TO DO. Copy the data exactly. Images are to be left out.

Collected data entries
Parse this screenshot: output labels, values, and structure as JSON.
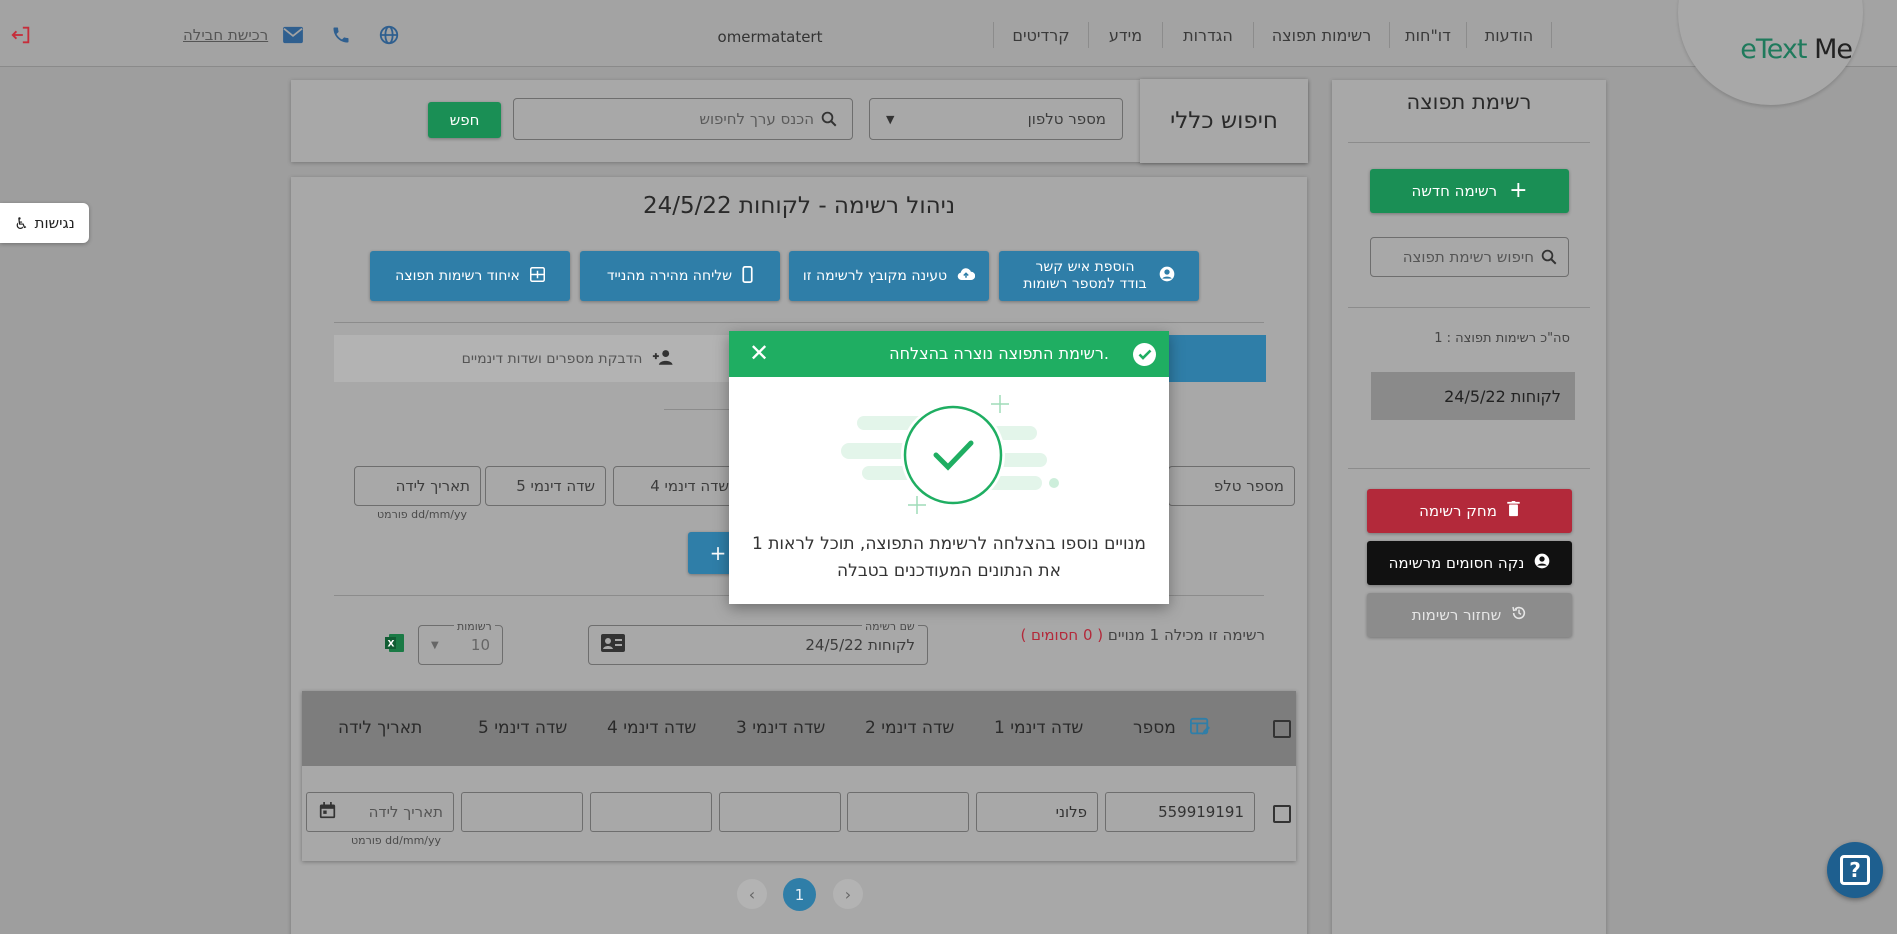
{
  "topbar": {
    "nav": [
      "הודעות",
      "דו\"חות",
      "רשימות תפוצה",
      "הגדרות",
      "מידע",
      "קרדיטים"
    ],
    "username": "omermatatert",
    "quit_link": "רכישת חבילה",
    "logo_e": "e",
    "logo_text": "Text",
    "logo_me": "Me"
  },
  "accessibility": {
    "label": "נגישות"
  },
  "sidebar": {
    "title": "רשימת תפוצה",
    "new_list_button": "רשימה חדשה",
    "search_placeholder": "חיפוש רשימת תפוצה",
    "total_label": "סה\"כ רשימות תפוצה : 1",
    "list_item": "24/5/22 לקוחות",
    "delete_button": "מחק רשימה",
    "clear_blocked_button": "נקה חסומים מרשימה",
    "restore_button": "שחזור רשימות"
  },
  "search": {
    "title": "חיפוש כללי",
    "type_value": "מספר טלפון",
    "input_placeholder": "הכנס ערך לחיפוש",
    "search_button": "חפש"
  },
  "main": {
    "title": "ניהול רשימה - לקוחות 24/5/22",
    "actions": [
      {
        "label": "הוספת איש קשר\nבודד למספר רשומות",
        "line1": "הוספת איש קשר",
        "line2": "בודד למספר רשומות"
      },
      {
        "label": "טעינה מקובץ לרשימה זו"
      },
      {
        "label": "שליחה מהירה מהנייד"
      },
      {
        "label": "איחוד רשימות תפוצה"
      }
    ],
    "paste_tab": "הדבקת מספרים ושדות דינמיים",
    "form_fields": [
      "מספר טלפ",
      "שדה דינמי 4",
      "שדה דינמי 5",
      "תאריך לידה"
    ],
    "date_format": "פורמט dd/mm/yy",
    "list_info": "רשימה זו מכילה 1 מנויים",
    "blocked": "( 0 חסומים )",
    "list_name_label": "שם רשימה",
    "list_name_value": "לקוחות 24/5/22",
    "rows_label": "רשומות",
    "rows_value": "10"
  },
  "table": {
    "headers": [
      "מספר",
      "שדה דינמי 1",
      "שדה דינמי 2",
      "שדה דינמי 3",
      "שדה דינמי 4",
      "שדה דינמי 5",
      "תאריך לידה"
    ],
    "row": {
      "phone": "559919191",
      "field1": "פלוני",
      "date_placeholder": "תאריך לידה",
      "date_format": "פורמט dd/mm/yy"
    },
    "page": "1"
  },
  "modal": {
    "title": "רשימת התפוצה נוצרה בהצלחה.",
    "message": "1 מנויים נוספו בהצלחה לרשימת התפוצה, תוכל לראות את הנתונים המעודכנים בטבלה"
  },
  "colors": {
    "green": "#1fae62",
    "blue": "#3b8fc4",
    "red": "#c62d3a",
    "black": "#111111"
  }
}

RESULT.
Parse this screenshot: output labels, values, and structure as JSON.
{
  "topbar": {
    "nav": [
      "הודעות",
      "דו\"חות",
      "רשימות תפוצה",
      "הגדרות",
      "מידע",
      "קרדיטים"
    ],
    "username": "omermatatert",
    "quit_link": "רכישת חבילה",
    "logo_e": "e",
    "logo_text": "Text",
    "logo_me": "Me"
  },
  "accessibility": {
    "label": "נגישות"
  },
  "sidebar": {
    "title": "רשימת תפוצה",
    "new_list_button": "רשימה חדשה",
    "search_placeholder": "חיפוש רשימת תפוצה",
    "total_label": "סה\"כ רשימות תפוצה : 1",
    "list_item": "24/5/22 לקוחות",
    "delete_button": "מחק רשימה",
    "clear_blocked_button": "נקה חסומים מרשימה",
    "restore_button": "שחזור רשימות"
  },
  "search": {
    "title": "חיפוש כללי",
    "type_value": "מספר טלפון",
    "input_placeholder": "הכנס ערך לחיפוש",
    "search_button": "חפש"
  },
  "main": {
    "title": "ניהול רשימה - לקוחות 24/5/22",
    "actions": [
      {
        "label": "הוספת איש קשר\nבודד למספר רשומות",
        "line1": "הוספת איש קשר",
        "line2": "בודד למספר רשומות"
      },
      {
        "label": "טעינה מקובץ לרשימה זו"
      },
      {
        "label": "שליחה מהירה מהנייד"
      },
      {
        "label": "איחוד רשימות תפוצה"
      }
    ],
    "paste_tab": "הדבקת מספרים ושדות דינמיים",
    "form_fields": [
      "מספר טלפ",
      "שדה דינמי 4",
      "שדה דינמי 5",
      "תאריך לידה"
    ],
    "date_format": "פורמט dd/mm/yy",
    "list_info": "רשימה זו מכילה 1 מנויים",
    "blocked": "( 0 חסומים )",
    "list_name_label": "שם רשימה",
    "list_name_value": "לקוחות 24/5/22",
    "rows_label": "רשומות",
    "rows_value": "10"
  },
  "table": {
    "headers": [
      "מספר",
      "שדה דינמי 1",
      "שדה דינמי 2",
      "שדה דינמי 3",
      "שדה דינמי 4",
      "שדה דינמי 5",
      "תאריך לידה"
    ],
    "row": {
      "phone": "559919191",
      "field1": "פלוני",
      "date_placeholder": "תאריך לידה",
      "date_format": "פורמט dd/mm/yy"
    },
    "page": "1"
  },
  "modal": {
    "title": "רשימת התפוצה נוצרה בהצלחה.",
    "message": "1 מנויים נוספו בהצלחה לרשימת התפוצה, תוכל לראות את הנתונים המעודכנים בטבלה"
  },
  "colors": {
    "green": "#1fae62",
    "blue": "#3b8fc4",
    "red": "#c62d3a",
    "black": "#111111"
  }
}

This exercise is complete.